Exploiting Iterativeness

Contact: Henggang Cui

Many large-scale machine learning (ML) applications use iterative algorithms to converge on parameter values that make the chosen model fit the input data. Often, this approach results in the same sequence of accesses to parameters repeating each iteration. In this project, we show that these repeating patterns can and should be exploited to improve the efficiency of the parallel and distributed ML applications that will be a mainstay in cloud computing environments. Focusing on the increasingly popular "parameter server" approach to sharing model parameters among worker threads, we describe and demonstrate how the repeating patterns can be exploited. Examples include replacing dynamic cache and server structures with static pre-serialized structures, informing prefetch and partitioning decisions, and determining which data should be cached at each thread to avoid both contention and slow accesses to memory banks attached to other sockets. Experiments show that such exploitation reduces per-iteration time by 33--98%, for three real ML workloads, and that these improvements are robust to variation in the patterns over time.

Two ways of collecting per-iteration access sequences.

(a) PageRank

(b) Collaborative Filtering

(c) Topic Modeling

Performance comparison of "IterStore with no optimizations", "IterStore with optimizations but collects access sequences at the first iteration", "IterStore with optimizations and collects access sequences during the virtual iteration", and "GraphLab".

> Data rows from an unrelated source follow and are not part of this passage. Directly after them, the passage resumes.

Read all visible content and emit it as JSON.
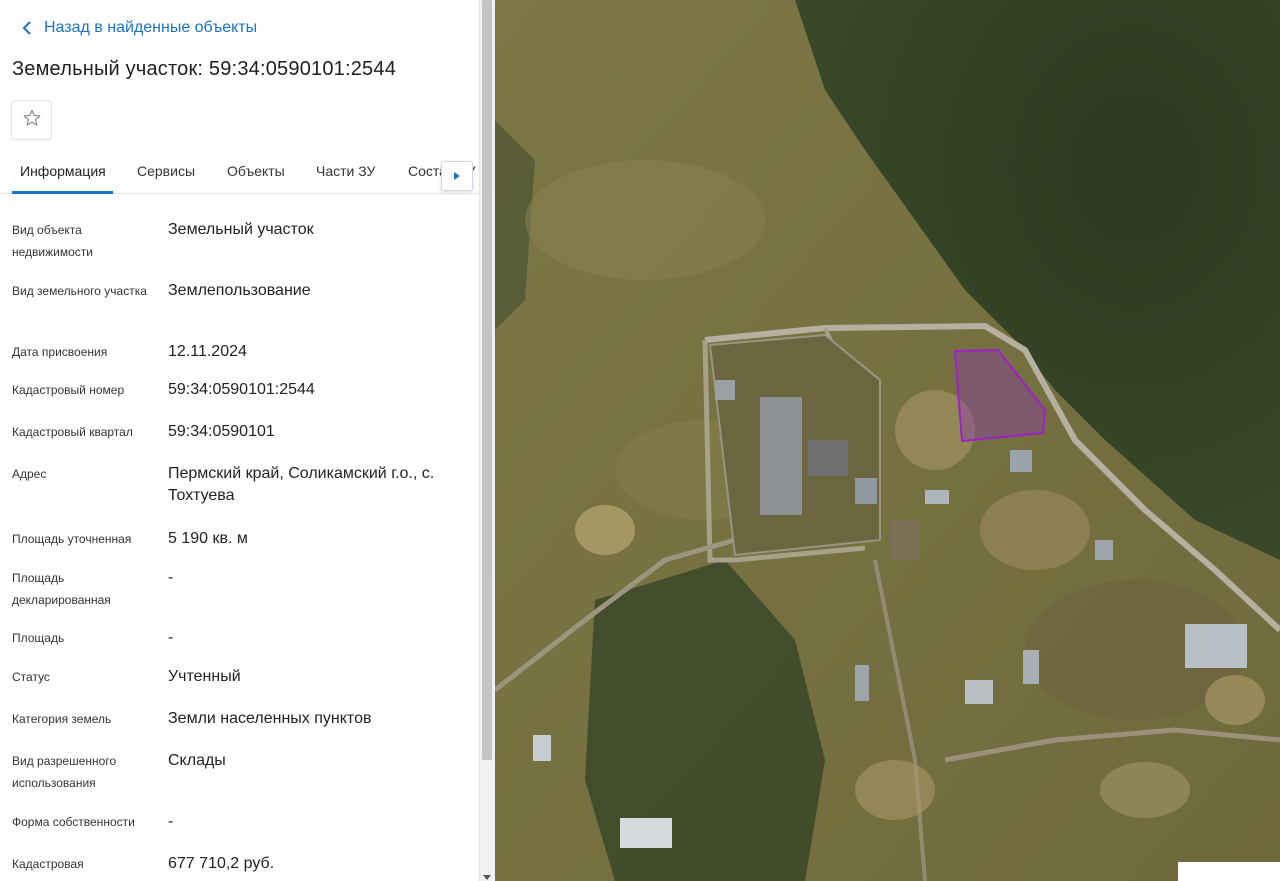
{
  "nav": {
    "back_label": "Назад в найденные объекты"
  },
  "header": {
    "title": "Земельный участок: 59:34:0590101:2544"
  },
  "tabs": [
    {
      "label": "Информация",
      "active": true
    },
    {
      "label": "Сервисы",
      "active": false
    },
    {
      "label": "Объекты",
      "active": false
    },
    {
      "label": "Части ЗУ",
      "active": false
    },
    {
      "label": "Состав ЗУ",
      "active": false
    }
  ],
  "info": [
    {
      "label": "Вид объекта недвижимости",
      "value": "Земельный участок"
    },
    {
      "label": "Вид земельного участка",
      "value": "Землепользование"
    },
    {
      "label": "Дата присвоения",
      "value": "12.11.2024"
    },
    {
      "label": "Кадастровый номер",
      "value": "59:34:0590101:2544"
    },
    {
      "label": "Кадастровый квартал",
      "value": "59:34:0590101"
    },
    {
      "label": "Адрес",
      "value": "Пермский край, Соликамский г.о., с. Тохтуева"
    },
    {
      "label": "Площадь уточненная",
      "value": "5 190 кв. м"
    },
    {
      "label": "Площадь декларированная",
      "value": "-"
    },
    {
      "label": "Площадь",
      "value": "-"
    },
    {
      "label": "Статус",
      "value": "Учтенный"
    },
    {
      "label": "Категория земель",
      "value": "Земли населенных пунктов"
    },
    {
      "label": "Вид разрешенного использования",
      "value": "Склады"
    },
    {
      "label": "Форма собственности",
      "value": "-"
    },
    {
      "label": "Кадастровая",
      "value": "677 710,2 руб."
    }
  ],
  "icons": {
    "back": "chevron-left-icon",
    "favorite": "star-outline-icon",
    "tabs_next": "caret-right-icon"
  },
  "colors": {
    "accent": "#1a73c8",
    "parcel_outline": "#a020c8",
    "parcel_fill": "#8a3fa0"
  },
  "map": {
    "type": "satellite",
    "highlighted_parcel": "59:34:0590101:2544"
  }
}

Greg Ganger
Phil Gibbons
Garth Gibson
Eric Xing


Henggang Cui
Jinliang Wei
Wei Dai



We thank the members and companies of the PDL Consortium: Broadcom, Ltd., Citadel, Dell EMC, Google, Hewlett-Packard Labs, Hitachi Ltd., Intel Corporation, Microsoft Research, MongoDB, NetApp, Inc., Oracle Corporation, Samsung Information Systems America, Seagate Technology, Tintri, Toshiba, Two Sigma, Uber, Veritas and Western Digital for their interest, insights, feedback, and support.




© 2017. Last updated 23 October, 2015